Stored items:

━━━━━━━━━━

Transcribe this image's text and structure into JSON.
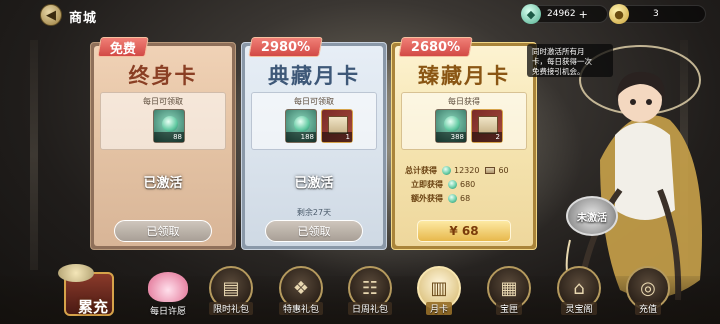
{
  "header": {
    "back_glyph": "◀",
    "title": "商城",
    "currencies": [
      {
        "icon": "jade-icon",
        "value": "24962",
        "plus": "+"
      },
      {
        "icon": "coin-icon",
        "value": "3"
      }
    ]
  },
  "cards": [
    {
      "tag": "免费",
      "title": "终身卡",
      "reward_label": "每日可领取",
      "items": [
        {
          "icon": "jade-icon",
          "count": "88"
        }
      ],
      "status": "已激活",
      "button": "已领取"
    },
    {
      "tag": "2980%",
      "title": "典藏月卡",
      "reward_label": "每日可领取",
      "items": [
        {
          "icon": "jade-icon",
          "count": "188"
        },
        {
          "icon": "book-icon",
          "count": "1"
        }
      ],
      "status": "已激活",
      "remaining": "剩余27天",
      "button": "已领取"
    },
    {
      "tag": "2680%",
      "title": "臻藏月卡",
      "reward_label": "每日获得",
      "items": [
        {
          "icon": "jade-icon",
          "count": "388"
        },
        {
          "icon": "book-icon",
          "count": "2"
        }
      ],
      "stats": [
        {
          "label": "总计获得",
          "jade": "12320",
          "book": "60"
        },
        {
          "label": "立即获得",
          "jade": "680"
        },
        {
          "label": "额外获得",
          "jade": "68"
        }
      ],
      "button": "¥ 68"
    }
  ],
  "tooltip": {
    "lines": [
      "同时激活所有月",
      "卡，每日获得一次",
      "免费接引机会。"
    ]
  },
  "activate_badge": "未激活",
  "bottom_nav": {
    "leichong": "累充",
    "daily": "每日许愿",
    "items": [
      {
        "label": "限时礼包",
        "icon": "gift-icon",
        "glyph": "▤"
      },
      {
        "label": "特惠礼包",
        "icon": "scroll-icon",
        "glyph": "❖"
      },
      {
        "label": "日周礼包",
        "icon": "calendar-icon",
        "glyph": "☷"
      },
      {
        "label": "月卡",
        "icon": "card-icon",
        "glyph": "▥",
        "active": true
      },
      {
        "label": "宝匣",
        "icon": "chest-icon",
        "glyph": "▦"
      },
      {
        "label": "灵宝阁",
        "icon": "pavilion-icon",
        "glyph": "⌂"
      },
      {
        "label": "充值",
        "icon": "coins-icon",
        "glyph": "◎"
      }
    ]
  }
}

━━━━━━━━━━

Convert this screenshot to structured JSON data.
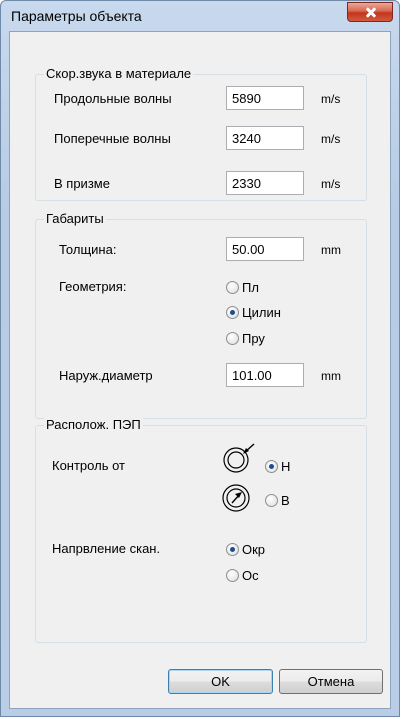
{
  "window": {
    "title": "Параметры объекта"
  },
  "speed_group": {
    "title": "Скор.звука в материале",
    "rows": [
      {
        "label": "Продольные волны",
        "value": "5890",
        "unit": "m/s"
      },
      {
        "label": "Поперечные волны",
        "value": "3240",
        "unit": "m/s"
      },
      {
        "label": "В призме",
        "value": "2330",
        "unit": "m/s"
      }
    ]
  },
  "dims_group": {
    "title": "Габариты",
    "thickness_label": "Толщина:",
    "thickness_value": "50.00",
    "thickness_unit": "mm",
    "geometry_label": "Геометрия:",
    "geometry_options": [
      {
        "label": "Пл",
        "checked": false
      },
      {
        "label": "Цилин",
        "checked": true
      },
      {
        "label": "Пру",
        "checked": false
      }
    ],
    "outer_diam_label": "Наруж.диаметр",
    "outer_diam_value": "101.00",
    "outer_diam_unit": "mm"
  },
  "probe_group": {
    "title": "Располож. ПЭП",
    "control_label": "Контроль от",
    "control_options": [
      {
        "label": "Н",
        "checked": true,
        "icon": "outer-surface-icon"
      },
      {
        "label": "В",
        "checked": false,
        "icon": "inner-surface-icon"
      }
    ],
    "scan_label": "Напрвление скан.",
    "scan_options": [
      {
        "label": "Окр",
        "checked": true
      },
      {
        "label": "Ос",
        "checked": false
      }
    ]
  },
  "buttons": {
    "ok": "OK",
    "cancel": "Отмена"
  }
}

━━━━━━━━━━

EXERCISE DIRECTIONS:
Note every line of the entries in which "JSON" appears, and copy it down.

SOLVED PROBLEM:
Transcribe this image's text and structure into JSON.
Convert this screenshot to structured JSON data.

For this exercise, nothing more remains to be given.